On International Women’s Day this past Thursday, people across the world focused on the need for greater progress, capitalizing upon popular movements such as #MeToo, #TimesUp and #PressforProgress which serve as powerful forces that drive global activism in pursuit of women’s equality. In the Berkshires, communities have come together to promote gender rights and support the advancement of women in a number of social sectors, including health and politics.
On Jan. 29, The Brien Center in Pittsfield, Mass., in partnership with Berkshire Health Systems, unveiled a recovery shelter specifically for women. With the ongoing opioid crisis in the Berkshires, the new Keenan House hopes to overcome the historic lack of aid in the region.
The House will serve women recovering from addiction during the early stages of rehabilitation and will also offer services for pregnant and postpartum women. The House also hopes to create a caring community by organizing group discussions about relapse prevention in which women are encouraged to support and heal together.
On a larger scale, Indivisible Pittsfield, an organization that embraces diversity, justice and equality while combating racism, misogyny and homophobia, was inspired by the Women’s March to build on a progressive movement in the Berkshires. On Jan. 20, as millions of people marched in the 2018 Women’s March, Indivisible Pittsfield held a forum on improving economic equity, health care and education as well as ensuring safe and welcoming environments for all community members. The discussion not only promoted support for the underrepresented, but also encouraged community members to take a stand for equality and justice.
The “Vote For Susan” project, along with the Adams Suffrage Centennial Celebration Committee, hopes to encourage voter participation in Adams as part of the anniversary of the 19th amendment. In addition, the year 2020 is the bicentennial of the birth of Susan B. Anthony, an Adams native who dedicated her life to advocating for women’s rights. The project has created promotional buttons and ribbons to remind residents to register to vote by April 17 and, if they are interested in running for office, to return papers by March 19. The buttons and ribbons are yellow, white and purple, the official colors of the women’s suffrage movement in America during the 19th and early 20th centuries.
Recent events have also forced the Berkshire community to reaffirm its commitment to trans rights. Earlier this year, on Jan. 5, Miss Trans America founder Christa Leigh Steele-Knudslien was found dead in her home in North Adams, Mass. Her husband of less than a year was charged in her murder, and he ultimately pled guilty.
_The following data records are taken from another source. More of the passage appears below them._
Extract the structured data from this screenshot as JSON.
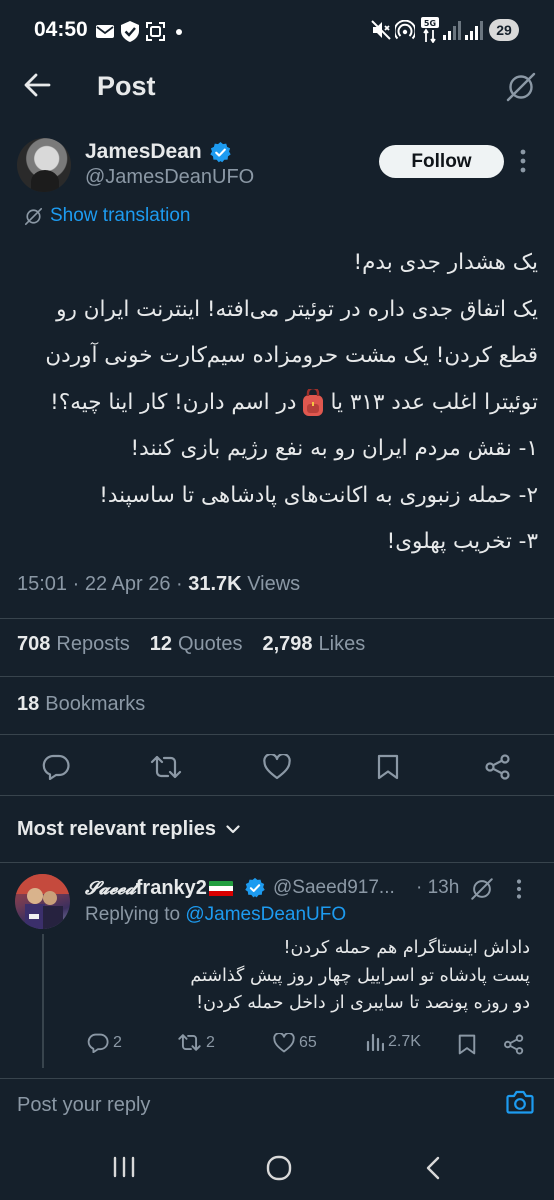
{
  "status_bar": {
    "time": "04:50",
    "battery": "29",
    "network": "5G"
  },
  "header": {
    "title": "Post"
  },
  "tweet": {
    "author_name": "JamesDean",
    "author_handle": "@JamesDeanUFO",
    "follow_label": "Follow",
    "show_translation": "Show translation",
    "lines": [
      "یک هشدار جدی بدم!",
      "یک اتفاق جدی داره در توئیتر می‌افته! اینترنت ایران رو",
      "قطع کردن! یک مشت حرومزاده سیم‌کارت خونی آوردن",
      "توئیترا اغلب عدد ۳۱۳ یا",
      "در اسم دارن! کار اینا چیه؟!",
      "۱- نقش مردم ایران رو به نفع رژیم بازی کنند!",
      "۲- حمله زنبوری به اکانت‌های پادشاهی تا ساسپند!",
      "۳- تخریب پهلوی!"
    ],
    "time": "15:01",
    "date": "22 Apr 26",
    "views_count": "31.7K",
    "views_label": "Views",
    "reposts_count": "708",
    "reposts_label": "Reposts",
    "quotes_count": "12",
    "quotes_label": "Quotes",
    "likes_count": "2,798",
    "likes_label": "Likes",
    "bookmarks_count": "18",
    "bookmarks_label": "Bookmarks"
  },
  "replies": {
    "sort_label": "Most relevant replies",
    "items": [
      {
        "name_stylized": "𝓢𝓪𝓮𝓮𝓭",
        "name": "franky2",
        "handle": "@Saeed917...",
        "time": "· 13h",
        "replying_prefix": "Replying to",
        "replying_handle": "@JamesDeanUFO",
        "lines": [
          "داداش اینستاگرام هم حمله کردن!",
          "پست پادشاه تو اسراییل چهار روز پیش گذاشتم",
          "دو روزه پونصد تا سایبری از داخل حمله کردن!"
        ],
        "reply_count": "2",
        "repost_count": "2",
        "like_count": "65",
        "view_count": "2.7K"
      }
    ]
  },
  "composer": {
    "placeholder": "Post your reply"
  },
  "colors": {
    "background": "#15202b",
    "accent": "#1d9bf0",
    "muted": "#8b98a5",
    "text": "#e7e9ea",
    "divider": "#38444d"
  }
}
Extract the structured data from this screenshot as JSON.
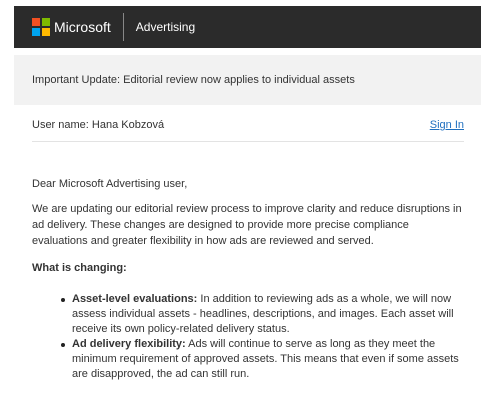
{
  "header": {
    "brand": "Microsoft",
    "product": "Advertising",
    "logo_colors": [
      "#f25022",
      "#7fba00",
      "#00a4ef",
      "#ffb900"
    ],
    "background": "#2b2b2b"
  },
  "notice": {
    "text": "Important Update: Editorial review now applies to individual assets"
  },
  "user": {
    "label": "User name: Hana Kobzová",
    "sign_in": "Sign In"
  },
  "body": {
    "greeting": "Dear Microsoft Advertising user,",
    "intro": "We are updating our editorial review process to improve clarity and reduce disruptions in ad delivery. These changes are designed to provide more precise compliance evaluations and greater flexibility in how ads are reviewed and served.",
    "changes_heading": "What is changing:",
    "changes": [
      {
        "title": "Asset-level evaluations:",
        "text": " In addition to reviewing ads as a whole, we will now assess individual assets - headlines, descriptions, and images. Each asset will receive its own policy-related delivery status."
      },
      {
        "title": "Ad delivery flexibility:",
        "text": " Ads will continue to serve as long as they meet the minimum requirement of approved assets. This means that even if some assets are disapproved, the ad can still run."
      }
    ]
  }
}
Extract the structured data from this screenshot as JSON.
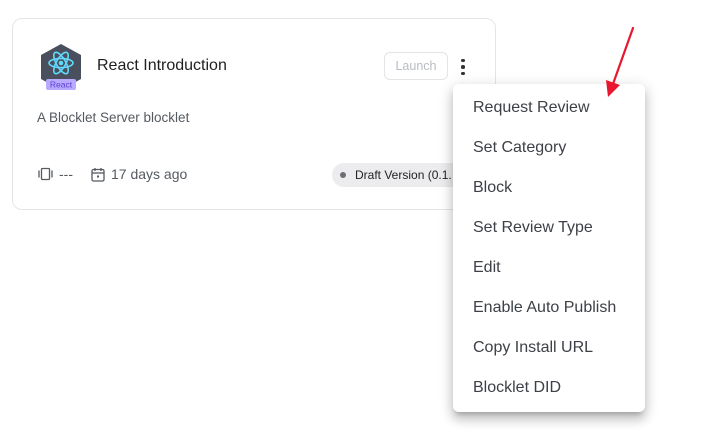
{
  "card": {
    "logo_badge": "React",
    "title": "React Introduction",
    "launch_label": "Launch",
    "description": "A Blocklet Server blocklet",
    "stats_value": "---",
    "updated": "17 days ago",
    "version_badge": "Draft Version (0.1."
  },
  "icons": {
    "logo": "react-logo-icon",
    "more": "more-vertical-icon",
    "stats": "stats-icon",
    "calendar": "calendar-icon",
    "annotation": "red-arrow-icon"
  },
  "menu": {
    "items": [
      {
        "label": "Request Review"
      },
      {
        "label": "Set Category"
      },
      {
        "label": "Block"
      },
      {
        "label": "Set Review Type"
      },
      {
        "label": "Edit"
      },
      {
        "label": "Enable Auto Publish"
      },
      {
        "label": "Copy Install URL"
      },
      {
        "label": "Blocklet DID"
      }
    ]
  },
  "colors": {
    "annotation_arrow": "#e8172f",
    "logo_hex": "#4a4f5e",
    "logo_badge_bg": "#b9a9ff",
    "react_blue": "#61dafb"
  }
}
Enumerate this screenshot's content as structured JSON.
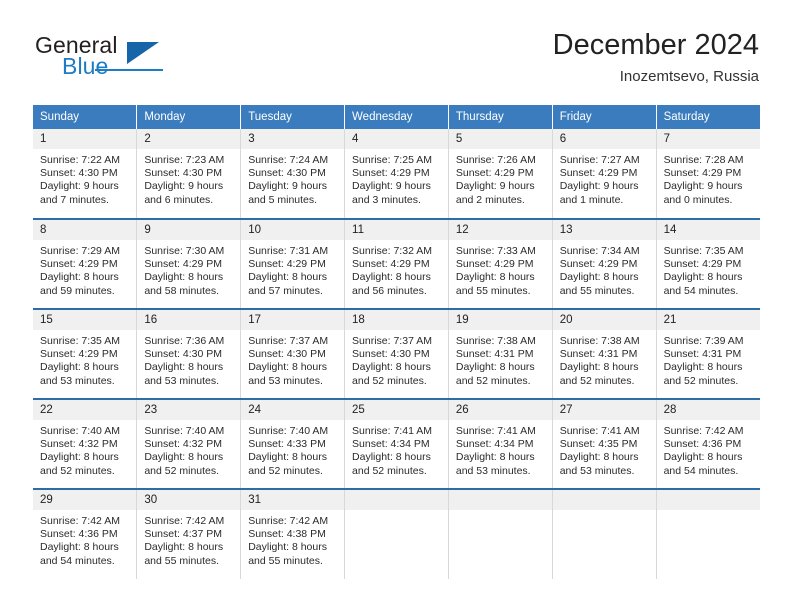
{
  "brand": {
    "word_one": "General",
    "word_two": "Blue",
    "triangle_icon": "triangle-icon",
    "accent_color": "#1d7cc4",
    "triangle_color": "#1565a8"
  },
  "header": {
    "title": "December 2024",
    "subtitle": "Inozemtsevo, Russia"
  },
  "calendar": {
    "header_bg": "#3a7cbe",
    "daynum_bg": "#f0f0f0",
    "row_divider_color": "#2e6da4",
    "weekdays": [
      "Sunday",
      "Monday",
      "Tuesday",
      "Wednesday",
      "Thursday",
      "Friday",
      "Saturday"
    ],
    "weeks": [
      [
        {
          "day": "1",
          "sunrise": "Sunrise: 7:22 AM",
          "sunset": "Sunset: 4:30 PM",
          "daylight_1": "Daylight: 9 hours",
          "daylight_2": "and 7 minutes."
        },
        {
          "day": "2",
          "sunrise": "Sunrise: 7:23 AM",
          "sunset": "Sunset: 4:30 PM",
          "daylight_1": "Daylight: 9 hours",
          "daylight_2": "and 6 minutes."
        },
        {
          "day": "3",
          "sunrise": "Sunrise: 7:24 AM",
          "sunset": "Sunset: 4:30 PM",
          "daylight_1": "Daylight: 9 hours",
          "daylight_2": "and 5 minutes."
        },
        {
          "day": "4",
          "sunrise": "Sunrise: 7:25 AM",
          "sunset": "Sunset: 4:29 PM",
          "daylight_1": "Daylight: 9 hours",
          "daylight_2": "and 3 minutes."
        },
        {
          "day": "5",
          "sunrise": "Sunrise: 7:26 AM",
          "sunset": "Sunset: 4:29 PM",
          "daylight_1": "Daylight: 9 hours",
          "daylight_2": "and 2 minutes."
        },
        {
          "day": "6",
          "sunrise": "Sunrise: 7:27 AM",
          "sunset": "Sunset: 4:29 PM",
          "daylight_1": "Daylight: 9 hours",
          "daylight_2": "and 1 minute."
        },
        {
          "day": "7",
          "sunrise": "Sunrise: 7:28 AM",
          "sunset": "Sunset: 4:29 PM",
          "daylight_1": "Daylight: 9 hours",
          "daylight_2": "and 0 minutes."
        }
      ],
      [
        {
          "day": "8",
          "sunrise": "Sunrise: 7:29 AM",
          "sunset": "Sunset: 4:29 PM",
          "daylight_1": "Daylight: 8 hours",
          "daylight_2": "and 59 minutes."
        },
        {
          "day": "9",
          "sunrise": "Sunrise: 7:30 AM",
          "sunset": "Sunset: 4:29 PM",
          "daylight_1": "Daylight: 8 hours",
          "daylight_2": "and 58 minutes."
        },
        {
          "day": "10",
          "sunrise": "Sunrise: 7:31 AM",
          "sunset": "Sunset: 4:29 PM",
          "daylight_1": "Daylight: 8 hours",
          "daylight_2": "and 57 minutes."
        },
        {
          "day": "11",
          "sunrise": "Sunrise: 7:32 AM",
          "sunset": "Sunset: 4:29 PM",
          "daylight_1": "Daylight: 8 hours",
          "daylight_2": "and 56 minutes."
        },
        {
          "day": "12",
          "sunrise": "Sunrise: 7:33 AM",
          "sunset": "Sunset: 4:29 PM",
          "daylight_1": "Daylight: 8 hours",
          "daylight_2": "and 55 minutes."
        },
        {
          "day": "13",
          "sunrise": "Sunrise: 7:34 AM",
          "sunset": "Sunset: 4:29 PM",
          "daylight_1": "Daylight: 8 hours",
          "daylight_2": "and 55 minutes."
        },
        {
          "day": "14",
          "sunrise": "Sunrise: 7:35 AM",
          "sunset": "Sunset: 4:29 PM",
          "daylight_1": "Daylight: 8 hours",
          "daylight_2": "and 54 minutes."
        }
      ],
      [
        {
          "day": "15",
          "sunrise": "Sunrise: 7:35 AM",
          "sunset": "Sunset: 4:29 PM",
          "daylight_1": "Daylight: 8 hours",
          "daylight_2": "and 53 minutes."
        },
        {
          "day": "16",
          "sunrise": "Sunrise: 7:36 AM",
          "sunset": "Sunset: 4:30 PM",
          "daylight_1": "Daylight: 8 hours",
          "daylight_2": "and 53 minutes."
        },
        {
          "day": "17",
          "sunrise": "Sunrise: 7:37 AM",
          "sunset": "Sunset: 4:30 PM",
          "daylight_1": "Daylight: 8 hours",
          "daylight_2": "and 53 minutes."
        },
        {
          "day": "18",
          "sunrise": "Sunrise: 7:37 AM",
          "sunset": "Sunset: 4:30 PM",
          "daylight_1": "Daylight: 8 hours",
          "daylight_2": "and 52 minutes."
        },
        {
          "day": "19",
          "sunrise": "Sunrise: 7:38 AM",
          "sunset": "Sunset: 4:31 PM",
          "daylight_1": "Daylight: 8 hours",
          "daylight_2": "and 52 minutes."
        },
        {
          "day": "20",
          "sunrise": "Sunrise: 7:38 AM",
          "sunset": "Sunset: 4:31 PM",
          "daylight_1": "Daylight: 8 hours",
          "daylight_2": "and 52 minutes."
        },
        {
          "day": "21",
          "sunrise": "Sunrise: 7:39 AM",
          "sunset": "Sunset: 4:31 PM",
          "daylight_1": "Daylight: 8 hours",
          "daylight_2": "and 52 minutes."
        }
      ],
      [
        {
          "day": "22",
          "sunrise": "Sunrise: 7:40 AM",
          "sunset": "Sunset: 4:32 PM",
          "daylight_1": "Daylight: 8 hours",
          "daylight_2": "and 52 minutes."
        },
        {
          "day": "23",
          "sunrise": "Sunrise: 7:40 AM",
          "sunset": "Sunset: 4:32 PM",
          "daylight_1": "Daylight: 8 hours",
          "daylight_2": "and 52 minutes."
        },
        {
          "day": "24",
          "sunrise": "Sunrise: 7:40 AM",
          "sunset": "Sunset: 4:33 PM",
          "daylight_1": "Daylight: 8 hours",
          "daylight_2": "and 52 minutes."
        },
        {
          "day": "25",
          "sunrise": "Sunrise: 7:41 AM",
          "sunset": "Sunset: 4:34 PM",
          "daylight_1": "Daylight: 8 hours",
          "daylight_2": "and 52 minutes."
        },
        {
          "day": "26",
          "sunrise": "Sunrise: 7:41 AM",
          "sunset": "Sunset: 4:34 PM",
          "daylight_1": "Daylight: 8 hours",
          "daylight_2": "and 53 minutes."
        },
        {
          "day": "27",
          "sunrise": "Sunrise: 7:41 AM",
          "sunset": "Sunset: 4:35 PM",
          "daylight_1": "Daylight: 8 hours",
          "daylight_2": "and 53 minutes."
        },
        {
          "day": "28",
          "sunrise": "Sunrise: 7:42 AM",
          "sunset": "Sunset: 4:36 PM",
          "daylight_1": "Daylight: 8 hours",
          "daylight_2": "and 54 minutes."
        }
      ],
      [
        {
          "day": "29",
          "sunrise": "Sunrise: 7:42 AM",
          "sunset": "Sunset: 4:36 PM",
          "daylight_1": "Daylight: 8 hours",
          "daylight_2": "and 54 minutes."
        },
        {
          "day": "30",
          "sunrise": "Sunrise: 7:42 AM",
          "sunset": "Sunset: 4:37 PM",
          "daylight_1": "Daylight: 8 hours",
          "daylight_2": "and 55 minutes."
        },
        {
          "day": "31",
          "sunrise": "Sunrise: 7:42 AM",
          "sunset": "Sunset: 4:38 PM",
          "daylight_1": "Daylight: 8 hours",
          "daylight_2": "and 55 minutes."
        },
        {
          "day": "",
          "sunrise": "",
          "sunset": "",
          "daylight_1": "",
          "daylight_2": ""
        },
        {
          "day": "",
          "sunrise": "",
          "sunset": "",
          "daylight_1": "",
          "daylight_2": ""
        },
        {
          "day": "",
          "sunrise": "",
          "sunset": "",
          "daylight_1": "",
          "daylight_2": ""
        },
        {
          "day": "",
          "sunrise": "",
          "sunset": "",
          "daylight_1": "",
          "daylight_2": ""
        }
      ]
    ]
  }
}
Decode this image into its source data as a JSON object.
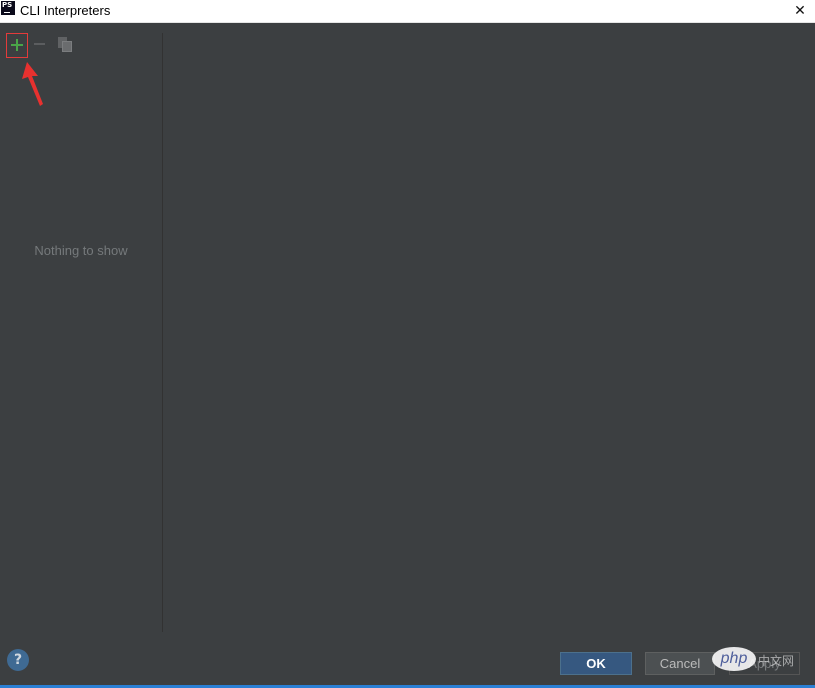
{
  "window": {
    "title": "CLI Interpreters",
    "app_icon_text": "PS",
    "close_glyph": "✕"
  },
  "toolbar": {
    "add_icon": "plus-icon",
    "remove_icon": "minus-icon",
    "copy_icon": "copy-icon"
  },
  "list": {
    "empty_text": "Nothing to show"
  },
  "footer": {
    "help_glyph": "?",
    "ok_label": "OK",
    "cancel_label": "Cancel",
    "apply_label": "Apply"
  },
  "watermark": {
    "logo_text": "php",
    "site_text": "中文网"
  },
  "colors": {
    "background": "#3c3f41",
    "add_icon": "#4aa548",
    "highlight_box": "#e33b3b",
    "annotation_arrow": "#e8312f",
    "ok_button": "#365880"
  }
}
Steele-Knudslien had advocated for her community by working with groups to found local and national transgender beauty pageants. Her tragic death has sparked conversation around topics of isolation, rejection, poverty, addiction, police harassment, lack of health care and marginalization that plague the LGBTQ community. This is especially true for women of color; transgender women of color, for example, are at greater risk for abuse, depression and suicide. Because Steele-Knudslien was the first transgender person to be murdered in the U.S. in 2018, trans rights activists have worried that 2018 will hold even more violence against
In light of all of these recent events, the Berkshire community has taken necessary actions to continue promoting and advocating for the rights of all women-identifying people.